*** Opening of Materials provided ***

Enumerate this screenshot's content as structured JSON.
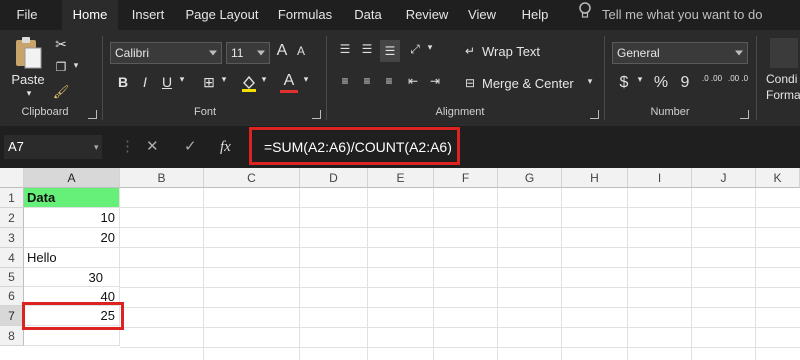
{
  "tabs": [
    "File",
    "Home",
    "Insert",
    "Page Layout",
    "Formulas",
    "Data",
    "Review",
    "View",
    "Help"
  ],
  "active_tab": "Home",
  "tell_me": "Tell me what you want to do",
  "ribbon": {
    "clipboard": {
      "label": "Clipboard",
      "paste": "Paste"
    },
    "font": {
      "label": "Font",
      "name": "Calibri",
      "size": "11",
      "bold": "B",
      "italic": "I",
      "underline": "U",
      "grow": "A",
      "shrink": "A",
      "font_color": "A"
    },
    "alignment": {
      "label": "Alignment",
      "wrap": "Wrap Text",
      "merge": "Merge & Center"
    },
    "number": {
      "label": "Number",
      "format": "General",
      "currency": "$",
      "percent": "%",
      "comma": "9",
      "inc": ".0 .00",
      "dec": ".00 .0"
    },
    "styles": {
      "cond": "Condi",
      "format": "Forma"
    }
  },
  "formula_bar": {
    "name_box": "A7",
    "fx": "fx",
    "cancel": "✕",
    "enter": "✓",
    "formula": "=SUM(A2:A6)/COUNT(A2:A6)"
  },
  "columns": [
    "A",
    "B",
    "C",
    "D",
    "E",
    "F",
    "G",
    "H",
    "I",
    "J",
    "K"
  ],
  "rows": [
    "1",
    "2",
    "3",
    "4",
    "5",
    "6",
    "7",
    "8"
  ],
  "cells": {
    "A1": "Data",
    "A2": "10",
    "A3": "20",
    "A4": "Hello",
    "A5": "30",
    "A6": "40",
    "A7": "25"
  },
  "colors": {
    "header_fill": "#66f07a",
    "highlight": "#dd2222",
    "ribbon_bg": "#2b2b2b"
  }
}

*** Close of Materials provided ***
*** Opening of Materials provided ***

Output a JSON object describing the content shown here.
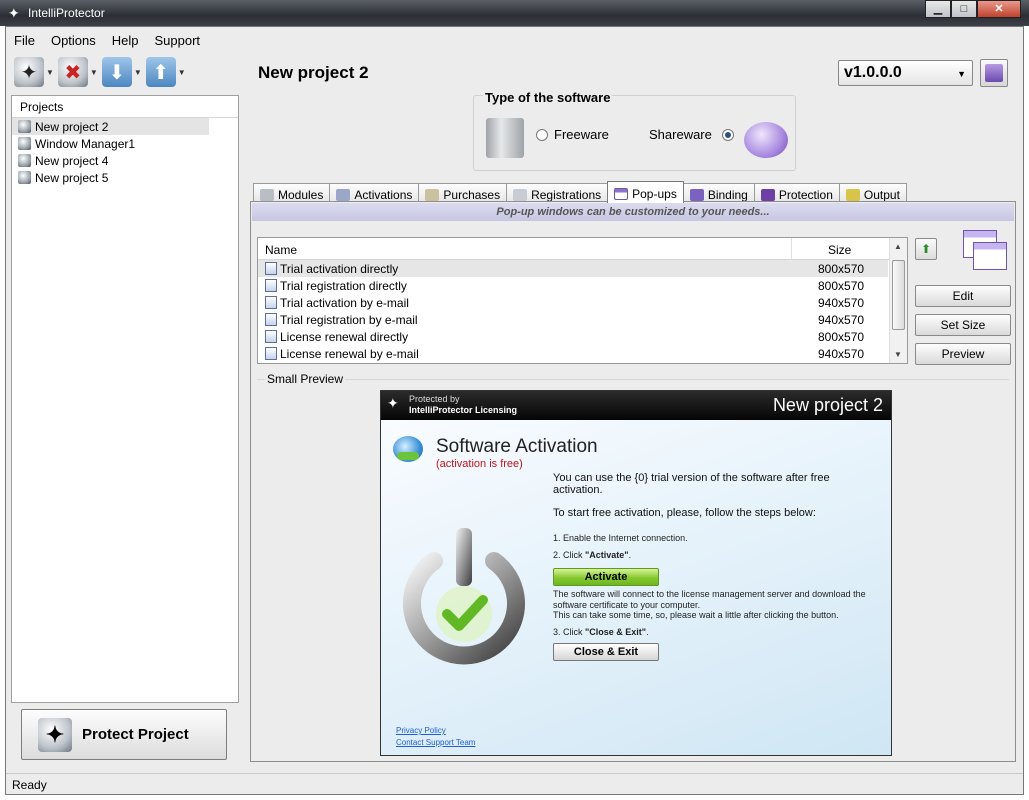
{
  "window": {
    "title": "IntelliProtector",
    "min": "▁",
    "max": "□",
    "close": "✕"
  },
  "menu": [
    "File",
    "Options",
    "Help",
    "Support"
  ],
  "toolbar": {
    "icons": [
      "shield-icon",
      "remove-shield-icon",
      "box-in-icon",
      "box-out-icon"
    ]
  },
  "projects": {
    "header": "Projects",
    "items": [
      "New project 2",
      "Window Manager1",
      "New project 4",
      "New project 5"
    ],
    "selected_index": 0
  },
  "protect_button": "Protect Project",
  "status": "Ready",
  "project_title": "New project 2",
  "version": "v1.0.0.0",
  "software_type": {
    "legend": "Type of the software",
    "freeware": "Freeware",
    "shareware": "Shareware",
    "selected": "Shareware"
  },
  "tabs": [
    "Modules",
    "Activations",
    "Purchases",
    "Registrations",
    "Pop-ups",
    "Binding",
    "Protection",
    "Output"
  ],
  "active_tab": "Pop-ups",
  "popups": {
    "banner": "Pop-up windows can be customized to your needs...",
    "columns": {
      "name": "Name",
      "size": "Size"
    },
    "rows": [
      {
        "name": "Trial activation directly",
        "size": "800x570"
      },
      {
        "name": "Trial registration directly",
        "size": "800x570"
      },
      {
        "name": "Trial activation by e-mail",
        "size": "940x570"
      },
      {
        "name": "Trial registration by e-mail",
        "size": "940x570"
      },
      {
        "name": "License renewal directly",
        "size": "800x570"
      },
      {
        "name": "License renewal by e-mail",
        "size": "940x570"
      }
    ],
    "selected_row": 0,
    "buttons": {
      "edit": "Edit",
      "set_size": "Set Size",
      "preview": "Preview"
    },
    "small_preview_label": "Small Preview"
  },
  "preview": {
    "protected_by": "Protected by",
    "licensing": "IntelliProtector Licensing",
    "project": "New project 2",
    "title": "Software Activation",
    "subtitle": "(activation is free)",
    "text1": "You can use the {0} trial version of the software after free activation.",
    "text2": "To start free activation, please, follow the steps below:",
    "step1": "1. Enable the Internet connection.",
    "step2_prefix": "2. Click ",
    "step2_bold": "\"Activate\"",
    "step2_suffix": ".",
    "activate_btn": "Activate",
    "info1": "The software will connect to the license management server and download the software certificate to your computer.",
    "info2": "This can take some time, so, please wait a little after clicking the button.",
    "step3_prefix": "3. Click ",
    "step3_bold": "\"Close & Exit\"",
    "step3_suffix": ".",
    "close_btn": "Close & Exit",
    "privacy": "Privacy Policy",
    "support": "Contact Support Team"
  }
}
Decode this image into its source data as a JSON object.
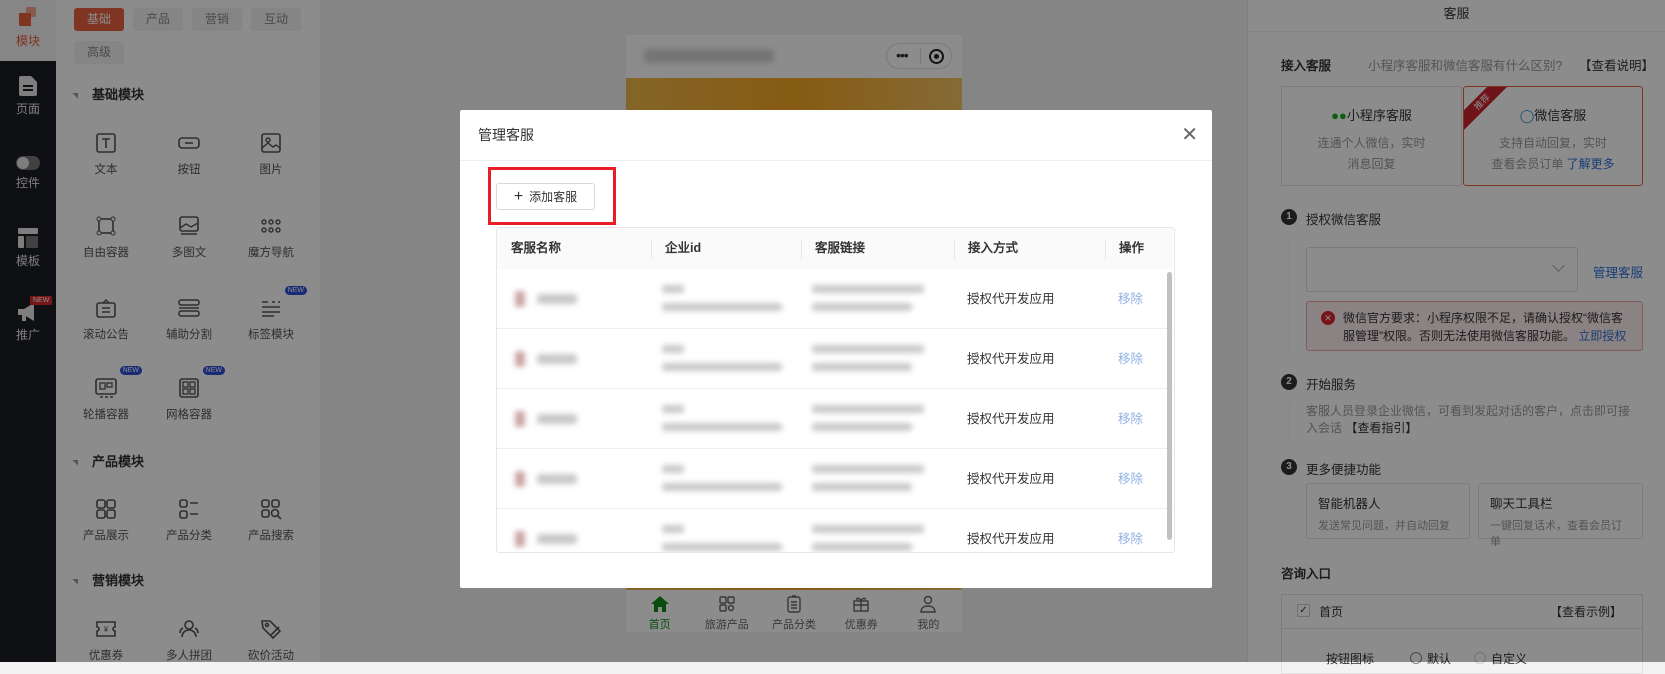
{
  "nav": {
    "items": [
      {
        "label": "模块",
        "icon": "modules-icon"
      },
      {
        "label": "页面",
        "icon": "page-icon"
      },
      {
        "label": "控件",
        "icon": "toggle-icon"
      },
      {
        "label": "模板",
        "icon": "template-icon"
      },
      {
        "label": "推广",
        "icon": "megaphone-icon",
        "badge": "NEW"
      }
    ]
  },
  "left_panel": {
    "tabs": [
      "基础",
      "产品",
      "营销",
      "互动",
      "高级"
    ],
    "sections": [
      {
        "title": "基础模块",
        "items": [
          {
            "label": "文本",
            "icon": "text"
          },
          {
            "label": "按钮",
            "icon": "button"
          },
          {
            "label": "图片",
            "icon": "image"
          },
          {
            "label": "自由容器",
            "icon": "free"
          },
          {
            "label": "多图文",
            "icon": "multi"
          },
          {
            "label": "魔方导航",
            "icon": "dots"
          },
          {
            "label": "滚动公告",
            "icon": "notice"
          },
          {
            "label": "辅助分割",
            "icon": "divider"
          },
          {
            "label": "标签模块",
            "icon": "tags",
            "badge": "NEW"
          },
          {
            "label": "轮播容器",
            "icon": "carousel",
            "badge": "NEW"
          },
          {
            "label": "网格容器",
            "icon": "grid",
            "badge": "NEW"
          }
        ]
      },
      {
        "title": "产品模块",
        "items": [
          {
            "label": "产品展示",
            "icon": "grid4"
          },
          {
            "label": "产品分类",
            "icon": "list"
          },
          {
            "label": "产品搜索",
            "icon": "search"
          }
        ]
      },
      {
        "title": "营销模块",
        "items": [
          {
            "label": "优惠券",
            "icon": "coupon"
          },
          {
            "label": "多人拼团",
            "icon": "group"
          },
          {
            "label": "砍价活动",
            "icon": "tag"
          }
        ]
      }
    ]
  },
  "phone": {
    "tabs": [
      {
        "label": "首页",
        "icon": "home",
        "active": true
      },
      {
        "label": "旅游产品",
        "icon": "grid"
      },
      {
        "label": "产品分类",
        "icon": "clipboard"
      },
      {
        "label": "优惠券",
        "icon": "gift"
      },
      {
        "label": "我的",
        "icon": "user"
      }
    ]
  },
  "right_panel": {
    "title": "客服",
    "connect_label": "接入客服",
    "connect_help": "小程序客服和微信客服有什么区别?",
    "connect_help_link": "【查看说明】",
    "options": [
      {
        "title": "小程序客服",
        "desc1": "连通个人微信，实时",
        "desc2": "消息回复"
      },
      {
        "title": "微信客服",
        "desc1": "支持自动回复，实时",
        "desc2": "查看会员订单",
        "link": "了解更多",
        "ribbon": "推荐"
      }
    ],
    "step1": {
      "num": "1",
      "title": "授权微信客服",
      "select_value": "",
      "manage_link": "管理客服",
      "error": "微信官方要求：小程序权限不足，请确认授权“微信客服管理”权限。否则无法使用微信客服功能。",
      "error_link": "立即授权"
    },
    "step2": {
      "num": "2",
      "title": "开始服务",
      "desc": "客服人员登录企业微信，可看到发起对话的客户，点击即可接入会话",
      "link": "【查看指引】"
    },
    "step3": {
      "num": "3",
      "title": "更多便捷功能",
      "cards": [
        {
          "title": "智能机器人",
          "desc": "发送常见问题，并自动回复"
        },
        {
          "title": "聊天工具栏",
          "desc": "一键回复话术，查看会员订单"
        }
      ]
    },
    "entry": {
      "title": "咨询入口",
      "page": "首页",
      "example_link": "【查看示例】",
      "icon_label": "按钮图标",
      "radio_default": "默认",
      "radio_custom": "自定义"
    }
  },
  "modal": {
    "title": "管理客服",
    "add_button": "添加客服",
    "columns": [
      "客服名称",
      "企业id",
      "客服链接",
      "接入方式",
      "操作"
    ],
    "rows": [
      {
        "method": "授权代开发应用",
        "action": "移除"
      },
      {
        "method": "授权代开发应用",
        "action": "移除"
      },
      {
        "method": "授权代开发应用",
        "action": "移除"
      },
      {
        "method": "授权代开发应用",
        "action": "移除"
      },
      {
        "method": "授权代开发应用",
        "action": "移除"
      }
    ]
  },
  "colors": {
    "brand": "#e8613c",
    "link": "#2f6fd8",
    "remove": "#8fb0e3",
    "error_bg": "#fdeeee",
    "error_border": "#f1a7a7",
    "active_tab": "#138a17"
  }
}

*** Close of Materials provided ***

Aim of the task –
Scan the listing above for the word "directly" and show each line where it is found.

Problem solution –
        "name": "Trial activation directly",
        "name": "Trial registration directly",
        "name": "License renewal directly",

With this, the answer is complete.